The party out of power is entitled, even required, to paint a dire picture of current circumstance. But the dystopia portrayed by Cruz, Fiorina, Huckabee, Rubio and others is a world apart from the land where Bush and Kasich dwell. The question is which universe contains more Republican primary voters, and whether Bush or Kasich can pry Republicans away from the dark side and persuade them to give optimism a fleeting chance.

It's a tough sell. Polls show twice as many Americans believe the country is on the wrong track as believe it's on the right track. About 13 percent approve of the job Congress is doing. Median household income in the U.S. is stagnant and still well below its peak. According to a Pew survey in March, 55 percent of Americans say they break even or spend more than they earn each month, and one-third said their household has no savings. Gallup says half of Americans are very or somewhat worried that someone in their family will be a victim of terrorism. 

Many of these negative impulses are even more pronounced among conservatives. That leaves the so-called establishment candidates with a slightly more complex task than their anger-channeling competitors. Bush and Kasich must not only convince Republicans that they are superior candidates with the ability to win. They must convince them that their sunnier visions nonetheless represent an accurate portrait of the world conservative voters see. Trouble is, in many cases they don't.

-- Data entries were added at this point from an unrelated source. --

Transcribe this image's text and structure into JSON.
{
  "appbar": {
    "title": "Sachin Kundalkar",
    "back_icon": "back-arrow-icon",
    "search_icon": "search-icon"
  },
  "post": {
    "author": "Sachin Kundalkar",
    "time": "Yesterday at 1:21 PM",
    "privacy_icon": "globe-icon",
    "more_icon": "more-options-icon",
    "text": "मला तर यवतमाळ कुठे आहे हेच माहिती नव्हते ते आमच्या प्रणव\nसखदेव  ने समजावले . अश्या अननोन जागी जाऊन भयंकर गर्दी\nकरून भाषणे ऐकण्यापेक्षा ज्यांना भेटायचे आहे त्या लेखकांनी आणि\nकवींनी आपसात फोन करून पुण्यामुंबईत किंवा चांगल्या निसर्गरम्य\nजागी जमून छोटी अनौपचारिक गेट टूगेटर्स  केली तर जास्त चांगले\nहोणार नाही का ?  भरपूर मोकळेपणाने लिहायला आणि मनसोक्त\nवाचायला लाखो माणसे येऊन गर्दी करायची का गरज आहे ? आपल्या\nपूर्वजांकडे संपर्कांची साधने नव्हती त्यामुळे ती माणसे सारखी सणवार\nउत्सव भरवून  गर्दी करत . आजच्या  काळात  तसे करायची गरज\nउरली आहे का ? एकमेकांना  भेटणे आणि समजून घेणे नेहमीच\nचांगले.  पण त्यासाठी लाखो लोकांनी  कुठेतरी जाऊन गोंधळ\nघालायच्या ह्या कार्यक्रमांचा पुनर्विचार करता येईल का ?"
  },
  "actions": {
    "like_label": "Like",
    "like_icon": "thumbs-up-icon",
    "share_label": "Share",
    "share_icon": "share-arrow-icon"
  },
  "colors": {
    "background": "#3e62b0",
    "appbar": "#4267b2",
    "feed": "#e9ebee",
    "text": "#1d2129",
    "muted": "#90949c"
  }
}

This column does not necessarily reflect the opinion of the editorial board or Bloomberg LP and its owners.

To contact the author of this story:
Francis Wilkinson at fwilkinson1@bloomberg.net

To contact the editor responsible for this story:
Katy Roberts at kroberts29@bloomberg.net